A better understanding of human performance under stress, more effective training, and modified equipment design and functionality are solutions extensively studied and applied in the medical and aviation industries. Policing should continue to draw on the lessons learned from these and other professions hoping to manage human error.
Bonus: Examples of Common Capture Errors
As previously mentioned, a capture error occurs when a less frequently occurring behavior is automatically substituted by a more practiced, familiar behavior. The following examples are provided for readers hoping to better understand the concept of capture errors.
Repeatedly reaching for a gear shift, ignition, or turn signal in a new or rented car only to find these controls are no longer where you expected to find them.
Even before the widespread use of Tasers, many police agencies trained and equipped officers to avoid psychomotor performance errors. Departments warned, trained, and required officers to carry the same make and model handgun when on-duty and off-duty to prevent errors in the operation of the holster and weapon during stressful situations. Officers who change holsters are cautioned to practice with the new holster to reduce the likelihood of slipping back into the previous retention release and draw performance patterns. If this slip error occurs during a critical incident, officers may be unable to draw from their new holster effectively.

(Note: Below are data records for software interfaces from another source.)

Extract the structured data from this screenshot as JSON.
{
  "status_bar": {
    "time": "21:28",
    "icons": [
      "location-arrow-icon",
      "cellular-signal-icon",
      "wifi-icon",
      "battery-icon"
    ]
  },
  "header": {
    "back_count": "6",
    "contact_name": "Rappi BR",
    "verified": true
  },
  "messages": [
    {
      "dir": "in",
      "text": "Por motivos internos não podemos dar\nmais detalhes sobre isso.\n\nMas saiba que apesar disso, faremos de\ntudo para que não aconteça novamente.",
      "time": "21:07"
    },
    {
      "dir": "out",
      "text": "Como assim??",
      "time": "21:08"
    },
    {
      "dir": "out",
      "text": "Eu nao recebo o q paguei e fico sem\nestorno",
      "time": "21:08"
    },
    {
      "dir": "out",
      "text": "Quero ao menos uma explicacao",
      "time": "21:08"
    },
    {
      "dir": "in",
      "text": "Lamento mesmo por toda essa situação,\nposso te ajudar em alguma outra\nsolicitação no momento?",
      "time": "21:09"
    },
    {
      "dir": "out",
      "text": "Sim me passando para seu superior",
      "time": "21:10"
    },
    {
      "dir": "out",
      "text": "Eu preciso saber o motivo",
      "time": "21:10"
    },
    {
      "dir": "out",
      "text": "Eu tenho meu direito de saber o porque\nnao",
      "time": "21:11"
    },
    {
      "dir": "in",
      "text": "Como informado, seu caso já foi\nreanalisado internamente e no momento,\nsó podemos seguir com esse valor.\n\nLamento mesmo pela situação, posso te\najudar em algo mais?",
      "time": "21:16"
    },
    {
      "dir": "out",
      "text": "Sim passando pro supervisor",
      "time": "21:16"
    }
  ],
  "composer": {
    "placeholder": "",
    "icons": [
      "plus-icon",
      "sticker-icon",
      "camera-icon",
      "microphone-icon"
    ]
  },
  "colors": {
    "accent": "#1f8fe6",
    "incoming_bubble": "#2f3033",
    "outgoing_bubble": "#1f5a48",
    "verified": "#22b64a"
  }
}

After transitioning from the older power brakes to the new automatic brakes, police officers in the 80s were involved in an increased number of crashes during high-speed driving because they reverted to their more familiar braking habits under stress. In doing so, the officers effectively defeated the automatic brakes’ operation and lost control of their vehicles. This error occurred despite the officers knowing the new brakes required a different manipulation.
Driving on the left side of the road in a foreign country requires additional focused attention for U.S. drivers. In anticipation of performance and decision errors, drivers new to left-side driving are warned that emergency corrective action that might work in the U.S. may be precisely the opposite of what is effective when left-side driving. During distracted or emergency circumstances involving immediate response, the most frequently practiced and executed performance can overtake (“capture”) the newer, less practiced, and more appropriate solution.
In the medical world, capture error was identified and extensively studied due to nurses incorrectly programming a new infusion pump model. Because the sequence of steps was similar but not identical to the older, more familiar pump, errors occurred. These errors were more pronounced when the nurse was distracted, in a hurry, or otherwise preoccupied.
Dr. James Reason includes the following examples of capture errors: after moving a clock from one wall in a room to another wall, automatically and repeatedly looking at the old location; continually looking in the old location after moving the location of dishes in a kitchen or tools in workroom; automatically reaching for your keys in the pocket you most routinely store them.
Dr. Richard Schmidt, 40 years in the psychology department at UCLA and chief author of Motor learning and Performance, frequently lectured on the concepts of slip and capture errors. He gave examples and testified in court to how these errors could result in automobile accidents involving pedal misapplication errors. Pedal misapplication errors occur when a driver steps on the accelerator when intending to apply the brakes or simultaneously steps on the accelerator and the brake. A study by the National Highway Traffic Safety Administration reports that accidents involving pedal error occur approximately 16,000 times a year in the United States. Without time or attentional resources to critically analyze the problem, drivers may unintentionally push on the gas pedal (even slam on the pedal!), believing it to be the brake.
- See Human Error. James Reason. Cambridge: Cambridge University Press (1990).